Growth stocks are, in general, on high premiums so it could be the time to consider your exposure to cyclicals which are, in general, on much lower valuations. Moreover, many industries are being disrupted by technological, environmental and demographic factors which presents challenges for some but huge opportunities for others.
Letting a fund manager make the decisions for you
The past few months have shown how quickly stock markets can turn around. If we face further bouts of volatility, globally diversified funds with stable and growing dividends can help even out capital fluctuations.
One fund featured in our ISA guide is Premier Multi-Asset Growth and Income
, managed by Simon Evan Cook. This fund of funds focuses on managers with a contrarian, value style as well as regions and sectors that are out of favour with scope for recovery. This results in an underweight position in the US, and a preference for Europe and Japan. The dividend yield is 2.6%.
An alternative is M&G Global Dividend
, managed by Stuart Rhodes. He carries out fundamental research to identify companies around the world which fall into three buckets: quality, assets and rapid growth. The portfolio is, therefore, a blend of growth companies and economically sensitive cyclicals. It has nearly half the portfolio invested in the US but Rhodes is sensitive to valuation criteria and will not overpay. It currently yields just over 2%.
Experienced fund managers ignore the day to day noise of the stock market and remain invested for the long term. This is a sensible philosophy but if you are wary about investing after the recent strong performance, drip-feeding your money into the market on a monthly basis is one option available with Willis Owen.

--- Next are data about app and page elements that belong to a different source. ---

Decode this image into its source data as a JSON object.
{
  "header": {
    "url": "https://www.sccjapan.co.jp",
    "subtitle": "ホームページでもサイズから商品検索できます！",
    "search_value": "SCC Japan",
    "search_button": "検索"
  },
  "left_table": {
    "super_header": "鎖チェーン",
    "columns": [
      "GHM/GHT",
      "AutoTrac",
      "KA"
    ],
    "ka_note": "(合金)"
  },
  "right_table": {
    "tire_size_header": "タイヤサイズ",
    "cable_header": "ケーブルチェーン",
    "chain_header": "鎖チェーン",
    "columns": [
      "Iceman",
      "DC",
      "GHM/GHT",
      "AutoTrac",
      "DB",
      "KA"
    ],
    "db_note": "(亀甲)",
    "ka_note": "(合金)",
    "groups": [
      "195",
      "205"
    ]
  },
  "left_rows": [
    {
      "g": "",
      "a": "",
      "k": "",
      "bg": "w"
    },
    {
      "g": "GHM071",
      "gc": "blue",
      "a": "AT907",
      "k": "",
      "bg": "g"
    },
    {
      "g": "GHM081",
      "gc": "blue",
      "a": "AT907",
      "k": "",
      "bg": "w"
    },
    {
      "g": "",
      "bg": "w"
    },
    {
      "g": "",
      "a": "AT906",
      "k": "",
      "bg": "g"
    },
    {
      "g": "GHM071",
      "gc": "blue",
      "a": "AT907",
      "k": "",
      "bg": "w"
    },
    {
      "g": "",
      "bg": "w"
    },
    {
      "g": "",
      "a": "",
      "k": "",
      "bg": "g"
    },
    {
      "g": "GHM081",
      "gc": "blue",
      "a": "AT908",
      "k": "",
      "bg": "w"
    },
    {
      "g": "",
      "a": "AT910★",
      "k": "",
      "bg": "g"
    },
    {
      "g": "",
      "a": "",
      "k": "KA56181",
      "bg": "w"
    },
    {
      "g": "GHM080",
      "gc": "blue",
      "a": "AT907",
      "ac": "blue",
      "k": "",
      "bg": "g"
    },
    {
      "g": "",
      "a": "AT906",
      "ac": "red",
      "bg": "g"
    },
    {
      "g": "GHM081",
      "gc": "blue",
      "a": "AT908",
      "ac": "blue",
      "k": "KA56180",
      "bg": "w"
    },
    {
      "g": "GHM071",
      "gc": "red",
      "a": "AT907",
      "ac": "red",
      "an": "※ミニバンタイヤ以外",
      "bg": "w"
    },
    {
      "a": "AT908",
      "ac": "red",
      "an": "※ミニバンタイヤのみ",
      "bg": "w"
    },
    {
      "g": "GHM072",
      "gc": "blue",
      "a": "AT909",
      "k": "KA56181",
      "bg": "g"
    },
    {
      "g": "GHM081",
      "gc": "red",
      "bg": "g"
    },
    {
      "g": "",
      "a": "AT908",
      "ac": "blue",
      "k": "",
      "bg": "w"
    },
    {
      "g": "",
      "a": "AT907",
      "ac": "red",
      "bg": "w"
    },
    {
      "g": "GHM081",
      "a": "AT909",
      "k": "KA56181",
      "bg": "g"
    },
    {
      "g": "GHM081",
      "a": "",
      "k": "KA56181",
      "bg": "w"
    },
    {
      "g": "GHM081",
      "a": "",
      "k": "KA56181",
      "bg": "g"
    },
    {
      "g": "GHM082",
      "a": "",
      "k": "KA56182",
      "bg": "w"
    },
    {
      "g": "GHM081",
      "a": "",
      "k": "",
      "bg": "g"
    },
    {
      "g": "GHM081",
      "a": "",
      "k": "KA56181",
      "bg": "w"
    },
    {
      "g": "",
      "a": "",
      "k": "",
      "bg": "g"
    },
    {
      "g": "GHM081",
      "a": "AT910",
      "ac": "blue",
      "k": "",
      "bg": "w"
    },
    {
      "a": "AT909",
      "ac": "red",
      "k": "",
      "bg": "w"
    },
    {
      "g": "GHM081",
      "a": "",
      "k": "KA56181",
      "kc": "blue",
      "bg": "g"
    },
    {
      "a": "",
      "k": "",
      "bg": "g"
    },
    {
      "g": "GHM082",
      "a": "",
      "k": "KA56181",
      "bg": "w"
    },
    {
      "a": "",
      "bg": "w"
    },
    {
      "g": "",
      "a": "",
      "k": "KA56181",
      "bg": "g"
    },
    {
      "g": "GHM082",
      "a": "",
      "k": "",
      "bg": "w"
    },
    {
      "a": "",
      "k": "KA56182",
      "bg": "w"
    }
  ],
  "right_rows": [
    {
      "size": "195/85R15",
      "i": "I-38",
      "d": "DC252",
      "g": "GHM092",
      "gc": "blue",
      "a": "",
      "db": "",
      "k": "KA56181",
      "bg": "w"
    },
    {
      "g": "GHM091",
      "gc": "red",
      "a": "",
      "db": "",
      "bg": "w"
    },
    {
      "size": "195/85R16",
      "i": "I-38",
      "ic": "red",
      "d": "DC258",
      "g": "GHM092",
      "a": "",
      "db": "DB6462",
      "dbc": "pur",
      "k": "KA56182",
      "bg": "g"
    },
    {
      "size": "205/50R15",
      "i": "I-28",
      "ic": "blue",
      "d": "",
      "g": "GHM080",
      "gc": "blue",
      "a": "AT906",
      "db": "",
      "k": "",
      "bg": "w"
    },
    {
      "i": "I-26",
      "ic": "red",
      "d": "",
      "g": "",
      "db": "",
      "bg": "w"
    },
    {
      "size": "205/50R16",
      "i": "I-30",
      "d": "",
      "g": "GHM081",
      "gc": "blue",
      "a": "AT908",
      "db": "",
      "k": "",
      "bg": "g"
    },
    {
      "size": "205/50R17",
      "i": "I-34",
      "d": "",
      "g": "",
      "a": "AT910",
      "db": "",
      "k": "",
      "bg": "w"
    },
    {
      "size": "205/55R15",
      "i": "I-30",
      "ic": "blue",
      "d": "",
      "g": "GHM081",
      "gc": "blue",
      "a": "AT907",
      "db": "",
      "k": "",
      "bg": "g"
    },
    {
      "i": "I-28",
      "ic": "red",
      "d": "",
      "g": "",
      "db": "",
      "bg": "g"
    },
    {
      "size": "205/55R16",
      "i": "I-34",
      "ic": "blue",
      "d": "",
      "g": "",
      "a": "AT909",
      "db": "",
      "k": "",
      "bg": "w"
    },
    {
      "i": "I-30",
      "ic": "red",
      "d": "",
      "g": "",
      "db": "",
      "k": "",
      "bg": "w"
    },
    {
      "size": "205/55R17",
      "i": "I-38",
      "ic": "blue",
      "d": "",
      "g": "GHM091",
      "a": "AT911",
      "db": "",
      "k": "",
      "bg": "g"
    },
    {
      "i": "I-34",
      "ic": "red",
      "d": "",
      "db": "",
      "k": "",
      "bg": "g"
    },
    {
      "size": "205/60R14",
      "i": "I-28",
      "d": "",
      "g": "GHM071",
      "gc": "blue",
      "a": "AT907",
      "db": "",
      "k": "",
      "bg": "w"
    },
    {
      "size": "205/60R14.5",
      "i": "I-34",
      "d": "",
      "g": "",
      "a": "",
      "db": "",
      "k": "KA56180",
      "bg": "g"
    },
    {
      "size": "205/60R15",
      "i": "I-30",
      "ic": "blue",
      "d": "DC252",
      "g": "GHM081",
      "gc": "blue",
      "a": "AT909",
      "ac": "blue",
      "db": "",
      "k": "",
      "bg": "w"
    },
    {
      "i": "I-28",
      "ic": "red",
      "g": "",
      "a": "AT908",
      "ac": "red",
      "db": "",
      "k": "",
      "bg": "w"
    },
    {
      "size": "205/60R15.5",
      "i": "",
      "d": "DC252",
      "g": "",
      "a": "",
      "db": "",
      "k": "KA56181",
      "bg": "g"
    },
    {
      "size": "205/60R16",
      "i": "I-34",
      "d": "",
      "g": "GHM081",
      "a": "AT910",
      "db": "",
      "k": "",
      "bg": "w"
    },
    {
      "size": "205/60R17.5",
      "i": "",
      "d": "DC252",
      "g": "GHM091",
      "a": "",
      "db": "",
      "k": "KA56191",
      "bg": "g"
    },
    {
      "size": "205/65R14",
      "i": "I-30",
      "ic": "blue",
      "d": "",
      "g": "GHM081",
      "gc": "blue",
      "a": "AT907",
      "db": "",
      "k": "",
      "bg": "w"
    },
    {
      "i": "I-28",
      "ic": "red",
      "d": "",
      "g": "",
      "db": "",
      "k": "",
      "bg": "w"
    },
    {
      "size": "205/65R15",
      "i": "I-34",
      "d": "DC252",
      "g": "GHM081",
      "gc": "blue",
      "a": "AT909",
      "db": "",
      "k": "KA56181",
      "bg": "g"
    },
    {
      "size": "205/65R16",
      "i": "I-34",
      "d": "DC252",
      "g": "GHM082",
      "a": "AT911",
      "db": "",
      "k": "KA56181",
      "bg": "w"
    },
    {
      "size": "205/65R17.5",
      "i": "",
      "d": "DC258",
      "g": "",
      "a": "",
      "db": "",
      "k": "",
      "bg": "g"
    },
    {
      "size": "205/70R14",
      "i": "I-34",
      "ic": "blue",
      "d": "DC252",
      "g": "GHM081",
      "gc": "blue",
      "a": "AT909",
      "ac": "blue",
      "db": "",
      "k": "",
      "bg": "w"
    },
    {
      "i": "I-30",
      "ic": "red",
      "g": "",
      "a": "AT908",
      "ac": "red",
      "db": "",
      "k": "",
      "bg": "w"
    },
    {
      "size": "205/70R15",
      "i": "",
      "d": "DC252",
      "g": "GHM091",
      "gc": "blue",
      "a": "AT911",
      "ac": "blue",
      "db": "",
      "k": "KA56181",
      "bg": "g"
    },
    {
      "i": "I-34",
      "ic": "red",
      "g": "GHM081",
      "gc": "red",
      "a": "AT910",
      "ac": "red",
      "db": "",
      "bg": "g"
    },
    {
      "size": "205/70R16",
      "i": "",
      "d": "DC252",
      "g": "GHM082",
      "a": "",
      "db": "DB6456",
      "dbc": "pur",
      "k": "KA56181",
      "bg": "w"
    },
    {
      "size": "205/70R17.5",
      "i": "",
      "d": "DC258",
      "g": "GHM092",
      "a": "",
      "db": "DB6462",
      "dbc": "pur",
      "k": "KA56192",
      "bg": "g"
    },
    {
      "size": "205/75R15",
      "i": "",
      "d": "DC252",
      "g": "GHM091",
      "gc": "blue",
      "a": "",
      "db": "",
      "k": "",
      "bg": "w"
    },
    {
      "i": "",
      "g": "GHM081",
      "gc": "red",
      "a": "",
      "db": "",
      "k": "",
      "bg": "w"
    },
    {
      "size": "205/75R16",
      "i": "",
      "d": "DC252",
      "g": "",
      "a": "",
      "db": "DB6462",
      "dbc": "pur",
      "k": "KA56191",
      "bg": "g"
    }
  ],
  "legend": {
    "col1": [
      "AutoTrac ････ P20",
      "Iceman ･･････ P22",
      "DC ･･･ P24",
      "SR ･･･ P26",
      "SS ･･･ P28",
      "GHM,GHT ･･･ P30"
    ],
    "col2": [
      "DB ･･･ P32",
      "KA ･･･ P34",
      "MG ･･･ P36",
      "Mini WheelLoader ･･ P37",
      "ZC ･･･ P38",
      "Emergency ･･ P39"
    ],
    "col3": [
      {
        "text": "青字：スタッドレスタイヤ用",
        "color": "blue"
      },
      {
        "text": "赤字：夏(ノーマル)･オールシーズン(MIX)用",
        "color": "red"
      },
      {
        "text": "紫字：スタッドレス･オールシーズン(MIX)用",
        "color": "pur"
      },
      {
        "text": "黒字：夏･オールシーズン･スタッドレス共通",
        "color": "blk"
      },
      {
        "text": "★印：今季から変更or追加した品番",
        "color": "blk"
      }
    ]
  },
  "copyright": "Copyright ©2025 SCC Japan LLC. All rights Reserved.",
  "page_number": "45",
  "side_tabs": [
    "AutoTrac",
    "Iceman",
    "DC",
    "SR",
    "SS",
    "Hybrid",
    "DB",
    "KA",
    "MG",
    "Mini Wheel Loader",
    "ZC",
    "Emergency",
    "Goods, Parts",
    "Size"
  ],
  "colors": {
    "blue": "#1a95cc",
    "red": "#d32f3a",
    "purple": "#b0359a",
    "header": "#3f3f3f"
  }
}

Important Information: We do not give investment advice so you will need to decide if an investment is suitable for you. If you are unsure whether to invest, you should contact a financial adviser.